You can read more on the battle here at Wikipedia.
Hey, if you can't rejoice at a French defeat, what *can* you rejoice at?
Also On This Date In Naval History: Okay, it was actually yesterday, but I forgot to post about the 90th anniversary of the Battle of Jutland, the decisive naval battle-- among the only major naval battles-- of the First World War.
I've recommended the book before, but if you have any interest at all in naval history, Robert Massie's Castles of Steel contains some of the finest accounts of the Great War at sea that I've read, especially the chapter on Jutland.

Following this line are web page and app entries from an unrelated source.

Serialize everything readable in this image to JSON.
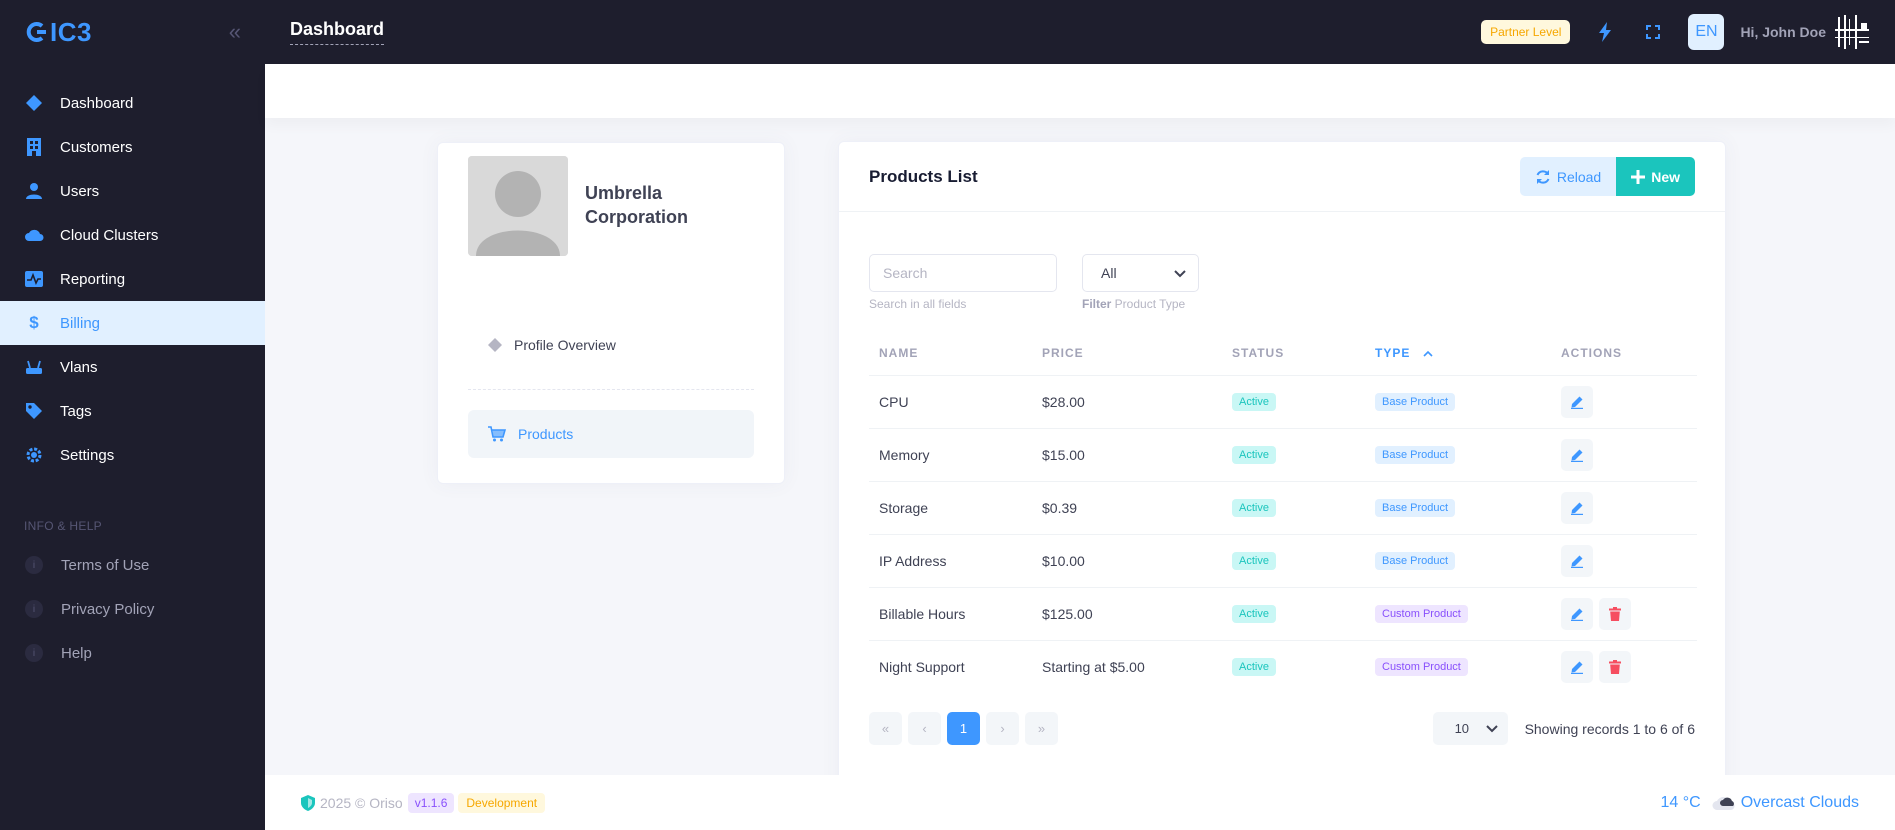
{
  "brand": {
    "logo_text": "IC3",
    "accent": "#3e97ff"
  },
  "sidebar": {
    "items": [
      {
        "label": "Dashboard",
        "icon": "diamond-icon"
      },
      {
        "label": "Customers",
        "icon": "building-icon"
      },
      {
        "label": "Users",
        "icon": "user-icon"
      },
      {
        "label": "Cloud Clusters",
        "icon": "cloud-icon"
      },
      {
        "label": "Reporting",
        "icon": "chart-icon"
      },
      {
        "label": "Billing",
        "icon": "dollar-icon",
        "active": true
      },
      {
        "label": "Vlans",
        "icon": "router-icon"
      },
      {
        "label": "Tags",
        "icon": "tag-icon"
      },
      {
        "label": "Settings",
        "icon": "gear-icon"
      }
    ],
    "section_title": "INFO & HELP",
    "help_items": [
      {
        "label": "Terms of Use"
      },
      {
        "label": "Privacy Policy"
      },
      {
        "label": "Help"
      }
    ]
  },
  "header": {
    "title": "Dashboard",
    "partner_badge": "Partner Level",
    "lang": "EN",
    "greeting": "Hi, John Doe"
  },
  "profile": {
    "name": "Umbrella Corporation",
    "nav": [
      {
        "label": "Profile Overview"
      },
      {
        "label": "Products",
        "active": true
      }
    ]
  },
  "products": {
    "title": "Products List",
    "reload_label": "Reload",
    "new_label": "New",
    "search_placeholder": "Search",
    "search_hint": "Search in all fields",
    "filter_value": "All",
    "filter_hint_bold": "Filter",
    "filter_hint_rest": " Product Type",
    "columns": [
      "Name",
      "Price",
      "Status",
      "Type",
      "Actions"
    ],
    "rows": [
      {
        "name": "CPU",
        "price": "$28.00",
        "status": "Active",
        "type": "Base Product",
        "type_kind": "base",
        "deletable": false
      },
      {
        "name": "Memory",
        "price": "$15.00",
        "status": "Active",
        "type": "Base Product",
        "type_kind": "base",
        "deletable": false
      },
      {
        "name": "Storage",
        "price": "$0.39",
        "status": "Active",
        "type": "Base Product",
        "type_kind": "base",
        "deletable": false
      },
      {
        "name": "IP Address",
        "price": "$10.00",
        "status": "Active",
        "type": "Base Product",
        "type_kind": "base",
        "deletable": false
      },
      {
        "name": "Billable Hours",
        "price": "$125.00",
        "status": "Active",
        "type": "Custom Product",
        "type_kind": "custom",
        "deletable": true
      },
      {
        "name": "Night Support",
        "price": "Starting at $5.00",
        "status": "Active",
        "type": "Custom Product",
        "type_kind": "custom",
        "deletable": true
      }
    ],
    "pagination": {
      "current_page": "1",
      "page_size": "10",
      "records_text": "Showing records 1 to 6 of 6"
    }
  },
  "footer": {
    "copyright": "2025 © Oriso",
    "version": "v1.1.6",
    "environment": "Development",
    "temperature": "14 °C",
    "weather": "Overcast Clouds"
  }
}
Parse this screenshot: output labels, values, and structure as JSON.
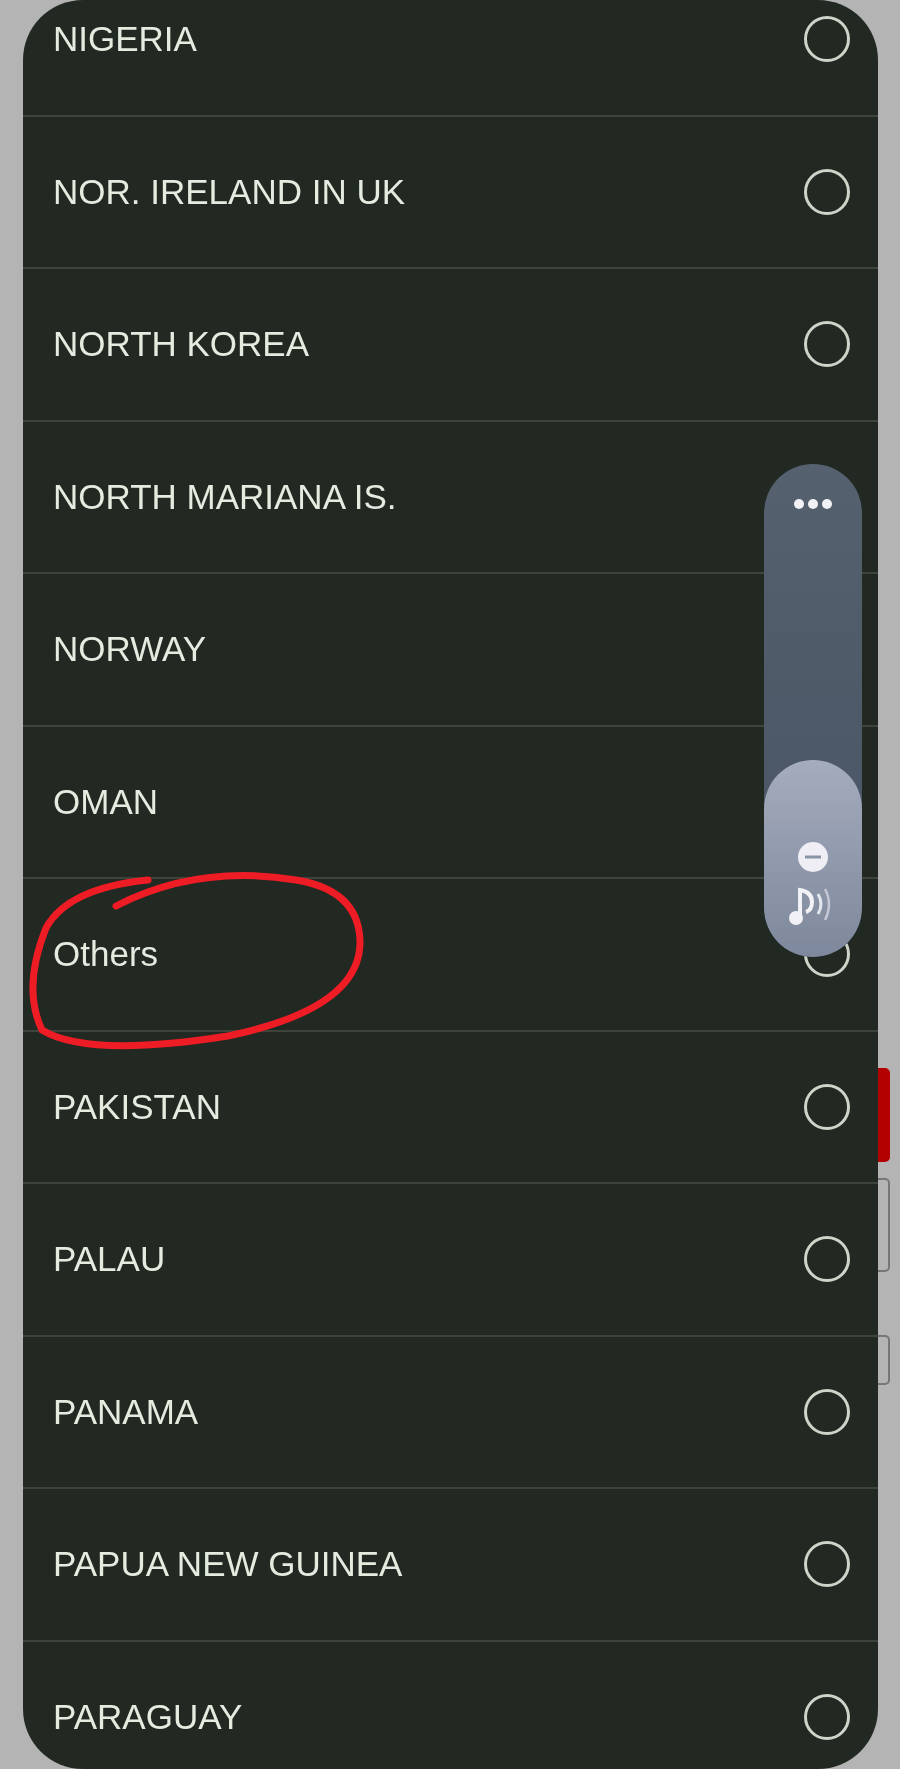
{
  "countries": [
    {
      "label": "NIGERIA",
      "selected": false
    },
    {
      "label": "NOR. IRELAND IN UK",
      "selected": false
    },
    {
      "label": "NORTH KOREA",
      "selected": false
    },
    {
      "label": "NORTH MARIANA IS."
    },
    {
      "label": "NORWAY"
    },
    {
      "label": "OMAN"
    },
    {
      "label": "Others",
      "selected": false
    },
    {
      "label": "PAKISTAN",
      "selected": false
    },
    {
      "label": "PALAU",
      "selected": false
    },
    {
      "label": "PANAMA",
      "selected": false
    },
    {
      "label": "PAPUA NEW GUINEA",
      "selected": false
    },
    {
      "label": "PARAGUAY",
      "selected": false
    }
  ],
  "volume": {
    "level": 0.4
  }
}
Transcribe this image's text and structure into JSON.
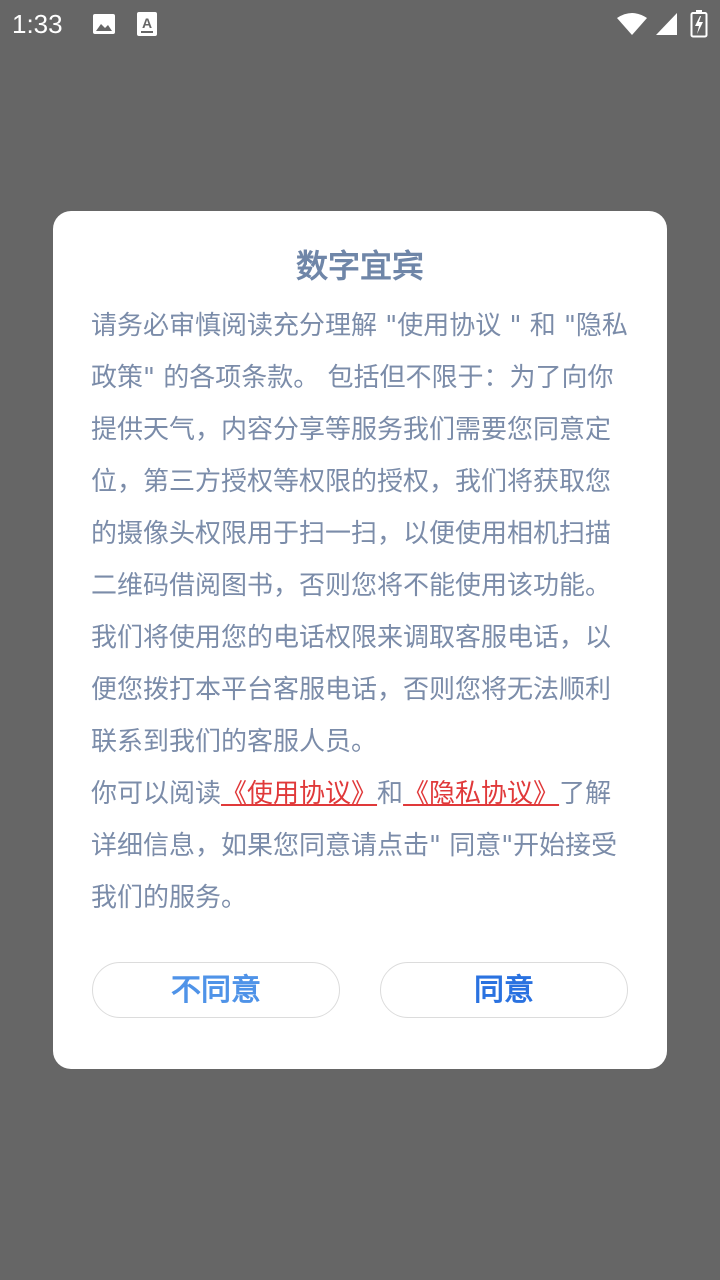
{
  "status_bar": {
    "time": "1:33",
    "icons": [
      "image-icon",
      "a-text-icon",
      "wifi-icon",
      "signal-icon",
      "battery-charging-icon"
    ]
  },
  "dialog": {
    "title": "数字宜宾",
    "paragraph1": "请务必审慎阅读充分理解 \"使用协议 \" 和 \"隐私政策\" 的各项条款。 包括但不限于：为了向你提供天气，内容分享等服务我们需要您同意定位，第三方授权等权限的授权，我们将获取您的摄像头权限用于扫一扫，以便使用相机扫描二维码借阅图书，否则您将不能使用该功能。我们将使用您的电话权限来调取客服电话，以便您拨打本平台客服电话，否则您将无法顺利联系到我们的客服人员。",
    "paragraph2_prefix": "你可以阅读",
    "link_usage": "《使用协议》",
    "paragraph2_and": "和",
    "link_privacy": "《隐私协议》",
    "paragraph2_suffix": "了解详细信息，如果您同意请点击\" 同意\"开始接受我们的服务。",
    "disagree_label": "不同意",
    "agree_label": "同意"
  },
  "colors": {
    "overlay": "#666666",
    "title": "#6f86a8",
    "body_text": "#7b8ca9",
    "link": "#e0393a",
    "disagree": "#4f93e8",
    "agree": "#2a72e0"
  }
}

Seriously: Military history appeals to buffs like me, but even if stories of the past don't always carry valuable lessons for today, they at least can provide a healthy sense of perspective.
For instance, as of 1 June, sadly there were 2,471 Americans killed in action in over three years of combat in Iraq.
In comparison, in just over one day of naval combat in 1916, more than 6,000 British sailors (and 2,500 German) were killed.
Now, the naval war during the Great War was nowhere near as deadly as the meat grinder along the Western Front, but it held its own special horrors:
At 16:00 [HMS Indefatigable] was smashed aft by three 11 inch (280 mm) shells from Von der Tann, causing damage sufficient to knock her out of line. Von der Tann landed another 11 inch (280 mm) salvo on one of her 12 inch (305 mm) turrets at near-maximum range. The plunging shells easily pierced the armour and, with no time for the heroics that saved Lion, Indefatigable was ripped apart by a magazine explosion, sinking in moments with all but two of her crew of 1,019 officers and men. . .
. . . at 16:25 Queen Mary was hit by what may have been a combined salvo from Derfflinger and Seydlitz, and she disintegrated in a magazine explosion with all but nine of her 1,275 man crew lost. . .
. . . Defence was destroyed in a spectacular explosion viewed by most of the deploying Grand Fleet, sinking with all hands (903 officers and men). . .
. . . A series of 12 inch (305 mm) shells struck Invincible, which blew up and split in two, killing all but six of her crew of 1,032 officers and men, including Rear Admiral Hood. . .
. . . at 02:00 on 1 June, Black Prince of the ill-fated 1st Cruiser Squadron met a grim fate at the hands of the battleship Thüringen, blowing up with all hands (857 officers and men) as her squadron leader Defence had done hours earlier. . .
Massive ships destroyed in a flash, entire crews vaporized or immediately drowned. No chivalry at sea for them. You read all this, and you begin to understand the horror contained within British Admiral Beatty's infamously droll words at Jutland:
"There seems to be something wrong with our bloody ships today. . . "